(Web page and app entries)
....

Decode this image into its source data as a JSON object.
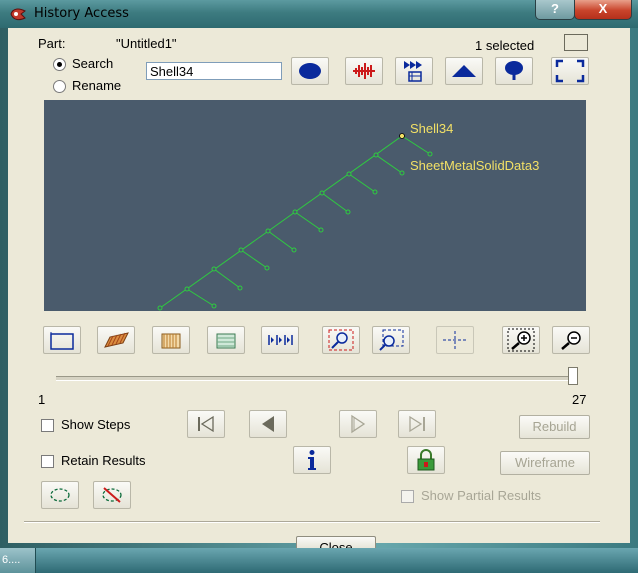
{
  "window": {
    "title": "History Access",
    "help_label": "?",
    "close_label": "X"
  },
  "part": {
    "label": "Part:",
    "name": "\"Untitled1\"",
    "selected_text": "1 selected"
  },
  "mode": {
    "search_label": "Search",
    "rename_label": "Rename",
    "selected": "Search",
    "field_value": "Shell34"
  },
  "viewport": {
    "background": "#4a5b6c",
    "line_color": "#2ecc40",
    "label_color": "#f2e066",
    "labels": [
      "Shell34",
      "SheetMetalSolidData3"
    ]
  },
  "slider": {
    "min_label": "1",
    "max_label": "27",
    "min": 1,
    "max": 27,
    "value": 27
  },
  "options": {
    "show_steps_label": "Show Steps",
    "retain_results_label": "Retain Results",
    "show_partial_label": "Show Partial Results"
  },
  "buttons": {
    "rebuild_label": "Rebuild",
    "wireframe_label": "Wireframe",
    "bottom_label": "Close"
  },
  "taskbar": {
    "item_label": "6...."
  },
  "colors": {
    "accent_blue": "#0a2a9c",
    "danger_red": "#cc1a1a"
  }
}
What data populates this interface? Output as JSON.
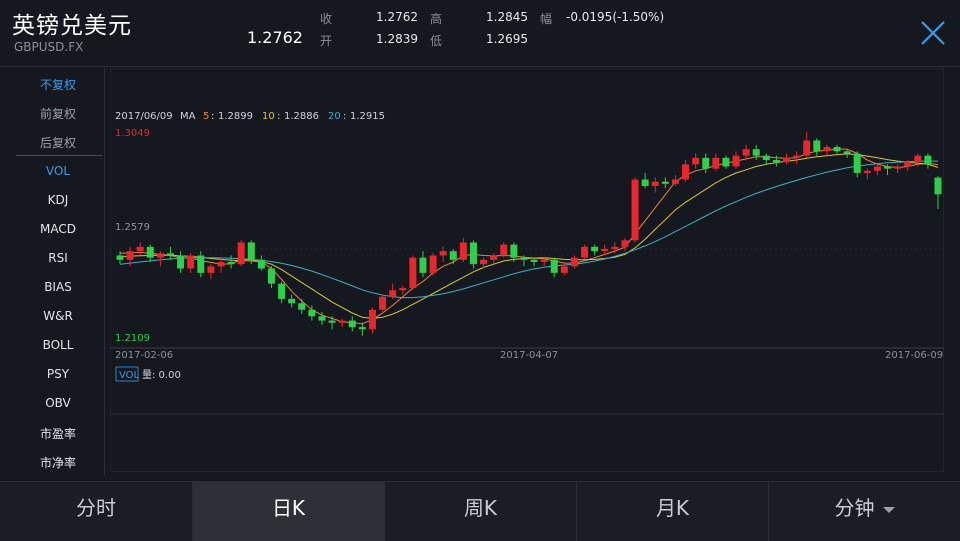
{
  "header": {
    "title": "英镑兑美元",
    "code": "GBPUSD.FX",
    "price": "1.2762",
    "quotes": [
      {
        "label": "收",
        "value": "1.2762"
      },
      {
        "label": "开",
        "value": "1.2839"
      },
      {
        "label": "高",
        "value": "1.2845"
      },
      {
        "label": "低",
        "value": "1.2695"
      },
      {
        "label": "幅",
        "value": "-0.0195(-1.50%)"
      }
    ]
  },
  "sidebar": {
    "items": [
      {
        "label": "不复权",
        "state": "active"
      },
      {
        "label": "前复权",
        "state": "dim"
      },
      {
        "label": "后复权",
        "state": "dim"
      },
      {
        "label": "VOL",
        "state": "active"
      },
      {
        "label": "KDJ",
        "state": ""
      },
      {
        "label": "MACD",
        "state": ""
      },
      {
        "label": "RSI",
        "state": ""
      },
      {
        "label": "BIAS",
        "state": ""
      },
      {
        "label": "W&R",
        "state": ""
      },
      {
        "label": "BOLL",
        "state": ""
      },
      {
        "label": "PSY",
        "state": ""
      },
      {
        "label": "OBV",
        "state": ""
      },
      {
        "label": "市盈率",
        "state": ""
      },
      {
        "label": "市净率",
        "state": ""
      }
    ]
  },
  "chart": {
    "date": "2017/06/09",
    "ma_label": "MA",
    "ma": [
      {
        "key": "5",
        "value": "1.2899",
        "color": "#e8863a"
      },
      {
        "key": "10",
        "value": "1.2886",
        "color": "#d8c83a"
      },
      {
        "key": "20",
        "value": "1.2915",
        "color": "#3ab0c8"
      }
    ],
    "ymax_label": "1.3049",
    "ymid_label": "1.2579",
    "ymin_label": "1.2109",
    "x_labels": [
      "2017-02-06",
      "2017-04-07",
      "2017-06-09"
    ],
    "vol_tag": "VOL",
    "vol_text": "量: 0.00",
    "colors": {
      "up": "#e8262d",
      "down": "#2dd04a"
    }
  },
  "chart_data": {
    "type": "candlestick",
    "ylim": [
      1.2109,
      1.3049
    ],
    "candles": [
      [
        1.248,
        1.25,
        1.244,
        1.246
      ],
      [
        1.246,
        1.252,
        1.243,
        1.25
      ],
      [
        1.25,
        1.254,
        1.248,
        1.252
      ],
      [
        1.252,
        1.253,
        1.245,
        1.247
      ],
      [
        1.247,
        1.25,
        1.243,
        1.249
      ],
      [
        1.249,
        1.252,
        1.246,
        1.248
      ],
      [
        1.248,
        1.25,
        1.24,
        1.242
      ],
      [
        1.242,
        1.249,
        1.24,
        1.248
      ],
      [
        1.248,
        1.25,
        1.238,
        1.24
      ],
      [
        1.24,
        1.244,
        1.237,
        1.243
      ],
      [
        1.243,
        1.247,
        1.24,
        1.245
      ],
      [
        1.245,
        1.248,
        1.242,
        1.244
      ],
      [
        1.244,
        1.255,
        1.243,
        1.254
      ],
      [
        1.254,
        1.255,
        1.244,
        1.246
      ],
      [
        1.246,
        1.248,
        1.241,
        1.242
      ],
      [
        1.242,
        1.243,
        1.233,
        1.235
      ],
      [
        1.235,
        1.236,
        1.226,
        1.228
      ],
      [
        1.228,
        1.23,
        1.224,
        1.226
      ],
      [
        1.226,
        1.228,
        1.221,
        1.223
      ],
      [
        1.223,
        1.225,
        1.218,
        1.22
      ],
      [
        1.22,
        1.222,
        1.216,
        1.218
      ],
      [
        1.218,
        1.22,
        1.214,
        1.217
      ],
      [
        1.217,
        1.219,
        1.215,
        1.218
      ],
      [
        1.218,
        1.22,
        1.213,
        1.215
      ],
      [
        1.215,
        1.217,
        1.211,
        1.214
      ],
      [
        1.214,
        1.224,
        1.212,
        1.223
      ],
      [
        1.223,
        1.23,
        1.222,
        1.229
      ],
      [
        1.229,
        1.235,
        1.228,
        1.232
      ],
      [
        1.232,
        1.234,
        1.23,
        1.233
      ],
      [
        1.233,
        1.248,
        1.232,
        1.247
      ],
      [
        1.247,
        1.25,
        1.238,
        1.24
      ],
      [
        1.24,
        1.249,
        1.239,
        1.248
      ],
      [
        1.248,
        1.252,
        1.245,
        1.25
      ],
      [
        1.25,
        1.251,
        1.244,
        1.246
      ],
      [
        1.246,
        1.256,
        1.245,
        1.254
      ],
      [
        1.254,
        1.255,
        1.242,
        1.244
      ],
      [
        1.244,
        1.247,
        1.242,
        1.246
      ],
      [
        1.246,
        1.249,
        1.244,
        1.248
      ],
      [
        1.248,
        1.254,
        1.247,
        1.253
      ],
      [
        1.253,
        1.254,
        1.245,
        1.247
      ],
      [
        1.247,
        1.248,
        1.243,
        1.246
      ],
      [
        1.246,
        1.247,
        1.243,
        1.245
      ],
      [
        1.245,
        1.247,
        1.243,
        1.246
      ],
      [
        1.246,
        1.247,
        1.238,
        1.24
      ],
      [
        1.24,
        1.244,
        1.239,
        1.243
      ],
      [
        1.243,
        1.248,
        1.242,
        1.247
      ],
      [
        1.247,
        1.253,
        1.246,
        1.252
      ],
      [
        1.252,
        1.253,
        1.248,
        1.25
      ],
      [
        1.25,
        1.253,
        1.248,
        1.251
      ],
      [
        1.251,
        1.254,
        1.249,
        1.252
      ],
      [
        1.252,
        1.256,
        1.25,
        1.255
      ],
      [
        1.255,
        1.284,
        1.254,
        1.283
      ],
      [
        1.283,
        1.286,
        1.279,
        1.28
      ],
      [
        1.28,
        1.284,
        1.277,
        1.282
      ],
      [
        1.282,
        1.284,
        1.279,
        1.281
      ],
      [
        1.281,
        1.285,
        1.28,
        1.283
      ],
      [
        1.283,
        1.292,
        1.282,
        1.29
      ],
      [
        1.29,
        1.295,
        1.288,
        1.293
      ],
      [
        1.293,
        1.295,
        1.286,
        1.288
      ],
      [
        1.288,
        1.295,
        1.287,
        1.293
      ],
      [
        1.293,
        1.294,
        1.288,
        1.289
      ],
      [
        1.289,
        1.296,
        1.288,
        1.294
      ],
      [
        1.294,
        1.299,
        1.292,
        1.297
      ],
      [
        1.297,
        1.299,
        1.292,
        1.294
      ],
      [
        1.294,
        1.295,
        1.29,
        1.292
      ],
      [
        1.292,
        1.294,
        1.289,
        1.291
      ],
      [
        1.291,
        1.295,
        1.29,
        1.293
      ],
      [
        1.293,
        1.296,
        1.29,
        1.294
      ],
      [
        1.294,
        1.3049,
        1.293,
        1.301
      ],
      [
        1.301,
        1.302,
        1.294,
        1.296
      ],
      [
        1.296,
        1.299,
        1.294,
        1.298
      ],
      [
        1.298,
        1.299,
        1.295,
        1.296
      ],
      [
        1.296,
        1.297,
        1.293,
        1.295
      ],
      [
        1.295,
        1.296,
        1.284,
        1.286
      ],
      [
        1.286,
        1.288,
        1.283,
        1.287
      ],
      [
        1.287,
        1.29,
        1.285,
        1.289
      ],
      [
        1.289,
        1.29,
        1.285,
        1.288
      ],
      [
        1.288,
        1.29,
        1.286,
        1.289
      ],
      [
        1.289,
        1.292,
        1.287,
        1.291
      ],
      [
        1.291,
        1.295,
        1.289,
        1.294
      ],
      [
        1.294,
        1.295,
        1.288,
        1.29
      ],
      [
        1.2839,
        1.2845,
        1.2695,
        1.2762
      ]
    ],
    "ma5": [
      1.249,
      1.2492,
      1.2494,
      1.249,
      1.2485,
      1.248,
      1.2468,
      1.247,
      1.2455,
      1.2448,
      1.244,
      1.2442,
      1.246,
      1.2462,
      1.245,
      1.242,
      1.237,
      1.2315,
      1.227,
      1.223,
      1.2205,
      1.219,
      1.2175,
      1.217,
      1.2165,
      1.2185,
      1.2215,
      1.225,
      1.229,
      1.233,
      1.236,
      1.24,
      1.243,
      1.245,
      1.248,
      1.2485,
      1.248,
      1.2478,
      1.248,
      1.2478,
      1.2472,
      1.2468,
      1.2465,
      1.2455,
      1.2445,
      1.2445,
      1.2455,
      1.247,
      1.2485,
      1.25,
      1.2518,
      1.258,
      1.264,
      1.27,
      1.276,
      1.282,
      1.285,
      1.287,
      1.288,
      1.2895,
      1.2905,
      1.2915,
      1.2925,
      1.2935,
      1.2935,
      1.293,
      1.2928,
      1.293,
      1.295,
      1.296,
      1.2965,
      1.297,
      1.297,
      1.295,
      1.292,
      1.29,
      1.289,
      1.2885,
      1.289,
      1.29,
      1.2905,
      1.2899
    ],
    "ma10": [
      1.2475,
      1.2477,
      1.2479,
      1.248,
      1.2481,
      1.2481,
      1.2478,
      1.2476,
      1.2472,
      1.2466,
      1.2462,
      1.2458,
      1.2457,
      1.2455,
      1.2452,
      1.244,
      1.2415,
      1.2385,
      1.2355,
      1.2325,
      1.2295,
      1.2265,
      1.224,
      1.2215,
      1.2195,
      1.219,
      1.2195,
      1.221,
      1.223,
      1.2255,
      1.228,
      1.2305,
      1.233,
      1.2355,
      1.238,
      1.2405,
      1.2425,
      1.244,
      1.2455,
      1.2462,
      1.2466,
      1.2468,
      1.247,
      1.2466,
      1.2462,
      1.246,
      1.246,
      1.2462,
      1.2466,
      1.2472,
      1.2485,
      1.2515,
      1.2555,
      1.26,
      1.2645,
      1.269,
      1.2725,
      1.2755,
      1.2785,
      1.2815,
      1.284,
      1.286,
      1.2875,
      1.289,
      1.29,
      1.2908,
      1.2915,
      1.292,
      1.2928,
      1.2935,
      1.294,
      1.2945,
      1.2948,
      1.2945,
      1.2938,
      1.293,
      1.2922,
      1.2915,
      1.291,
      1.2905,
      1.29,
      1.2886
    ],
    "ma20": [
      1.244,
      1.2445,
      1.245,
      1.2455,
      1.246,
      1.2464,
      1.2467,
      1.2469,
      1.247,
      1.247,
      1.2469,
      1.2467,
      1.2465,
      1.2462,
      1.2458,
      1.2452,
      1.2444,
      1.2434,
      1.2422,
      1.2408,
      1.2392,
      1.2375,
      1.2358,
      1.234,
      1.2322,
      1.2308,
      1.2298,
      1.229,
      1.2286,
      1.2286,
      1.229,
      1.2296,
      1.2304,
      1.2314,
      1.2326,
      1.234,
      1.2354,
      1.2368,
      1.2382,
      1.2396,
      1.2408,
      1.2418,
      1.2426,
      1.2432,
      1.2436,
      1.244,
      1.2446,
      1.2454,
      1.2464,
      1.2476,
      1.249,
      1.2506,
      1.2524,
      1.2544,
      1.2566,
      1.259,
      1.2614,
      1.2638,
      1.2662,
      1.2686,
      1.2708,
      1.2728,
      1.2748,
      1.2766,
      1.2782,
      1.2798,
      1.2812,
      1.2826,
      1.284,
      1.2852,
      1.2864,
      1.2874,
      1.2884,
      1.2892,
      1.2898,
      1.2903,
      1.2907,
      1.291,
      1.2912,
      1.2914,
      1.2915,
      1.2915
    ]
  },
  "tabs": [
    {
      "label": "分时",
      "active": false
    },
    {
      "label": "日K",
      "active": true
    },
    {
      "label": "周K",
      "active": false
    },
    {
      "label": "月K",
      "active": false
    },
    {
      "label": "分钟",
      "active": false,
      "dropdown": true
    }
  ]
}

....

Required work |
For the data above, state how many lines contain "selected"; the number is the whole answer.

Result of the exercise |
2